The new KA range of fittings and ferrules have been released to enhance the current range of KA high performance hoses. The new range has been fully tested and validated in our Automotive test laboratories at 204°C (400°F) temperatures which provides known performance levels at these elevated temperatures. As higher working temperatures is one of the many benefits of selecting and using PTFE hoses, KA can now offer a proven hose / fitting / ferrule combination for use towards the upper temperature limits of PTFE hose.
Our validation process proves that KA hose and new KA range of fittings and ferrules exceeds minimum burst and exceeds 150 000 impulse cycles. These tests have been carried out according to SAE J517 100R14 requirements at room temperature and also more importantly at the elevated 204°C (400°F) temperature.
This new KA range of fittings and ferrules removes the need to “mix and match” PTFE hose, fittings and ferrules from various manufactures and allows PTFE hose assemblies to be assembled and used at higher temperatures with confidence. The use of a validated PTFE hose assemblies with proven performance can result in a noticeable reduction of overall maintenance and running costs.

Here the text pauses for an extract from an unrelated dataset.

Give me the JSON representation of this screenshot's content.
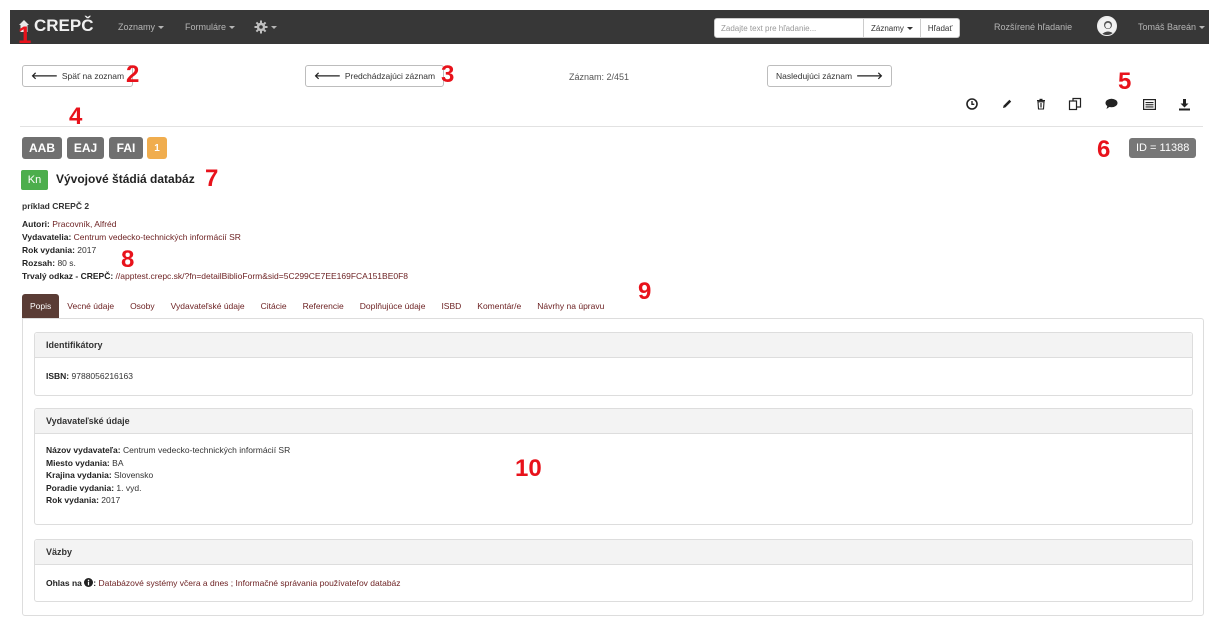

Initially a significant range of AISI 316L stainless steel terminations are available to support the reach of the new fittings and ferrules. Carbon steel fittings and ferrules will be launched in the near future. The more common termination types and sizes are detailed in our catalogue but other variations are available upon request.
To support the new fitting and ferrule range, a comprehensive range of Crimp Data has been compiled as part of the validation process. This Crimp Data provides all of the required information to allow a SAFE hose to be assembled and tested to meet the comprehensive published performance criteria at room temperature and at elevated 204°C (400°F) temperatures.